A large group from all over central Iowa assembled for the trip. (The Skunk River Paddlers were well represented too. - G.V.) From Ames and Boone were me, my dad, Rolf, Greg, Rick, Monty, Wiesia, Don, Kay, Travis, Miranda, and Jerry. We had a wide assortment of white-water kayaks, touring kayaks, and tandem and solo canoes. My dad and I started out in a canoe.
We stopped three or four times at riffles and people picked up river trash (including an air conditioner!), searched gravel bars for artifacts, and fished. We stopped for lunch at a nice rock garden, where there was a lot of exchanging of boats to practice ferrying and eddying. It was here that my dad and I conned Wiesia and Monty into letting us trade our canoe for their kayaks for the rest of the float.
Each boat went at its own pace. Robin needed to stop at every sand bar to search for treasures, while my dad took advantage of every rock to teach me about eddy turns and trying to surf. Fortunately for us, Wiesia and Monty were nice enough to keep our canoe until the take-out, which was Tunnel Mill, 13 river miles from where we started that morning.
We saw quite a few birds, as might be expected, including a Great Blue and a Green Heron. Cedar Waxwings were a treat, as were the colony of swallows (Bank Swallows?) nesting on a cliff. We also saw a white-spotted fawn sleeping in plain sight on the bank of the river.
Although I ended the day with sore arms and shoulders, I greatly enjoyed my first float down the river. I liked the forced relaxation and beautiful scenery. I had fun learning to eddy out, ferry and surf. I never had the occasion to use the roll I had so diligently practiced in the State Gym pool, but I wonít complain. Nobody showed me how to do the spins and tricks I had admired on the Internet either. I guess I need to save something for my next trip.

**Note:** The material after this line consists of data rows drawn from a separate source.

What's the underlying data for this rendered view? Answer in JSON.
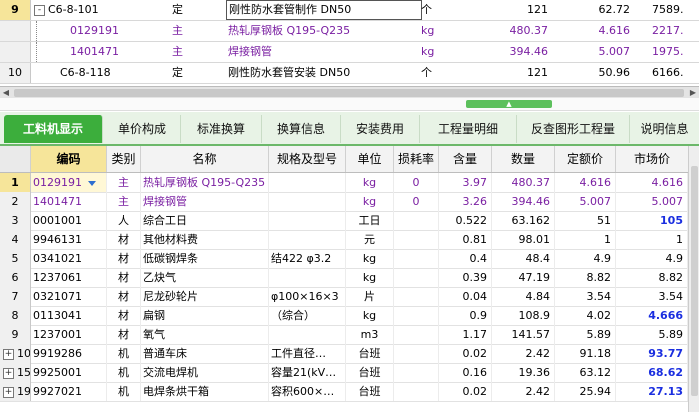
{
  "top_rows": [
    {
      "num": "9",
      "expander": "-",
      "code": "C6-8-101",
      "type": "定",
      "name": "刚性防水套管制作 DN50",
      "unit": "个",
      "qty": "121",
      "price": "62.72",
      "amount": "7589."
    },
    {
      "num": "",
      "code": "0129191",
      "type": "主",
      "name": "热轧厚钢板 Q195-Q235",
      "unit": "kg",
      "qty": "480.37",
      "price": "4.616",
      "amount": "2217."
    },
    {
      "num": "",
      "code": "1401471",
      "type": "主",
      "name": "焊接钢管",
      "unit": "kg",
      "qty": "394.46",
      "price": "5.007",
      "amount": "1975."
    },
    {
      "num": "10",
      "code": "C6-8-118",
      "type": "定",
      "name": "刚性防水套管安装 DN50",
      "unit": "个",
      "qty": "121",
      "price": "50.96",
      "amount": "6166."
    }
  ],
  "tabs": [
    "工料机显示",
    "单价构成",
    "标准换算",
    "换算信息",
    "安装费用",
    "工程量明细",
    "反查图形工程量",
    "说明信息"
  ],
  "headers": {
    "code": "编码",
    "cat": "类别",
    "name": "名称",
    "spec": "规格及型号",
    "unit": "单位",
    "loss": "损耗率",
    "content": "含量",
    "qty": "数量",
    "quota": "定额价",
    "market": "市场价"
  },
  "rows": [
    {
      "rn": "1",
      "exp": "",
      "code": "0129191",
      "cat": "主",
      "name": "热轧厚钢板 Q195-Q235",
      "spec": "",
      "unit": "kg",
      "loss": "0",
      "content": "3.97",
      "qty": "480.37",
      "quota": "4.616",
      "market": "4.616"
    },
    {
      "rn": "2",
      "exp": "",
      "code": "1401471",
      "cat": "主",
      "name": "焊接钢管",
      "spec": "",
      "unit": "kg",
      "loss": "0",
      "content": "3.26",
      "qty": "394.46",
      "quota": "5.007",
      "market": "5.007"
    },
    {
      "rn": "3",
      "exp": "",
      "code": "0001001",
      "cat": "人",
      "name": "综合工日",
      "spec": "",
      "unit": "工日",
      "loss": "",
      "content": "0.522",
      "qty": "63.162",
      "quota": "51",
      "market": "105"
    },
    {
      "rn": "4",
      "exp": "",
      "code": "9946131",
      "cat": "材",
      "name": "其他材料费",
      "spec": "",
      "unit": "元",
      "loss": "",
      "content": "0.81",
      "qty": "98.01",
      "quota": "1",
      "market": "1"
    },
    {
      "rn": "5",
      "exp": "",
      "code": "0341021",
      "cat": "材",
      "name": "低碳钢焊条",
      "spec": "结422 φ3.2",
      "unit": "kg",
      "loss": "",
      "content": "0.4",
      "qty": "48.4",
      "quota": "4.9",
      "market": "4.9"
    },
    {
      "rn": "6",
      "exp": "",
      "code": "1237061",
      "cat": "材",
      "name": "乙炔气",
      "spec": "",
      "unit": "kg",
      "loss": "",
      "content": "0.39",
      "qty": "47.19",
      "quota": "8.82",
      "market": "8.82"
    },
    {
      "rn": "7",
      "exp": "",
      "code": "0321071",
      "cat": "材",
      "name": "尼龙砂轮片",
      "spec": "φ100×16×3",
      "unit": "片",
      "loss": "",
      "content": "0.04",
      "qty": "4.84",
      "quota": "3.54",
      "market": "3.54"
    },
    {
      "rn": "8",
      "exp": "",
      "code": "0113041",
      "cat": "材",
      "name": "扁钢",
      "spec": "（综合）",
      "unit": "kg",
      "loss": "",
      "content": "0.9",
      "qty": "108.9",
      "quota": "4.02",
      "market": "4.666"
    },
    {
      "rn": "9",
      "exp": "",
      "code": "1237001",
      "cat": "材",
      "name": "氧气",
      "spec": "",
      "unit": "m3",
      "loss": "",
      "content": "1.17",
      "qty": "141.57",
      "quota": "5.89",
      "market": "5.89"
    },
    {
      "rn": "10",
      "exp": "+",
      "code": "9919286",
      "cat": "机",
      "name": "普通车床",
      "spec": "工件直径…",
      "unit": "台班",
      "loss": "",
      "content": "0.02",
      "qty": "2.42",
      "quota": "91.18",
      "market": "93.77"
    },
    {
      "rn": "15",
      "exp": "+",
      "code": "9925001",
      "cat": "机",
      "name": "交流电焊机",
      "spec": "容量21(kV…",
      "unit": "台班",
      "loss": "",
      "content": "0.16",
      "qty": "19.36",
      "quota": "63.12",
      "market": "68.62"
    },
    {
      "rn": "19",
      "exp": "+",
      "code": "9927021",
      "cat": "机",
      "name": "电焊条烘干箱",
      "spec": "容积600×…",
      "unit": "台班",
      "loss": "",
      "content": "0.02",
      "qty": "2.42",
      "quota": "25.94",
      "market": "27.13"
    }
  ],
  "colors": {
    "purple": "#7a1fa2",
    "blue": "#1a2ee0",
    "green": "#3cae3c",
    "highlight": "#f6e59a"
  }
}
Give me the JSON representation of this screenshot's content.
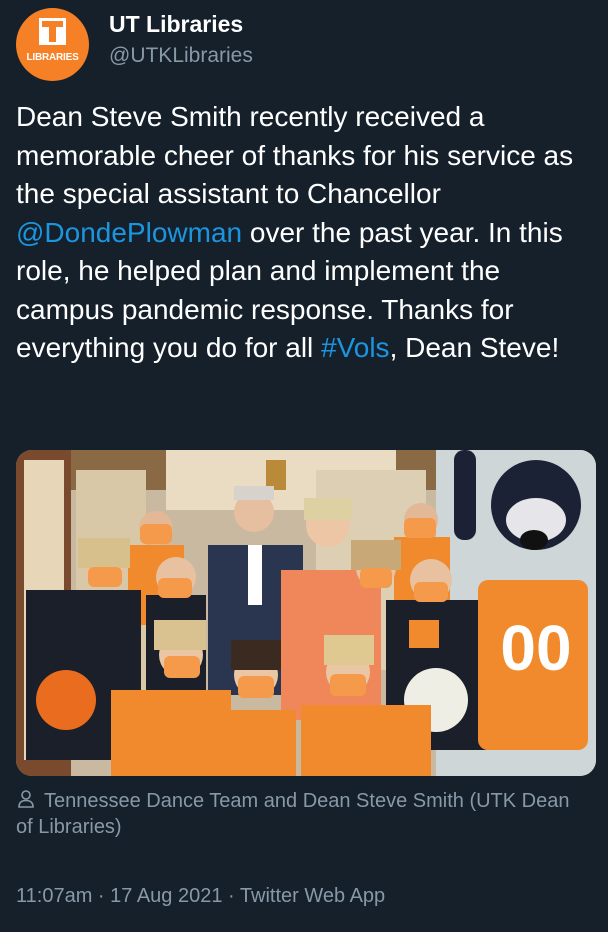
{
  "author": {
    "name": "UT Libraries",
    "handle": "@UTKLibraries",
    "avatar_label": "LIBRARIES",
    "avatar_color": "#f58025"
  },
  "tweet": {
    "text_1": "Dean Steve Smith recently received a memorable cheer of thanks for his service as the special assistant to Chancellor ",
    "mention": "@DondePlowman",
    "text_2": " over the past year. In this role, he helped plan and implement the campus pandemic response. Thanks for everything you do for all ",
    "hashtag": "#Vols",
    "text_3": ", Dean Steve!",
    "link_color": "#1b95e0"
  },
  "media": {
    "caption": "Tennessee Dance Team and Dean Steve Smith (UTK Dean of Libraries)",
    "caption_icon": "person-icon",
    "mascot_jersey": "00"
  },
  "meta": {
    "time": "11:07am",
    "separator_1": " · ",
    "date": "17 Aug 2021",
    "separator_2": " · ",
    "source": "Twitter Web App"
  },
  "colors": {
    "background": "#15202b",
    "secondary_text": "#8899a6",
    "primary_text": "#ffffff"
  }
}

Editorís note: The Boone River at levels near 550 - 750 cfs has a number of drops, riffles and class I water perfect for practicing basic skills needed for safe paddling in moving water, including white water. - G.V.
Briggs Woods to Tunnel Mill 7-1-01 @ 560 cfs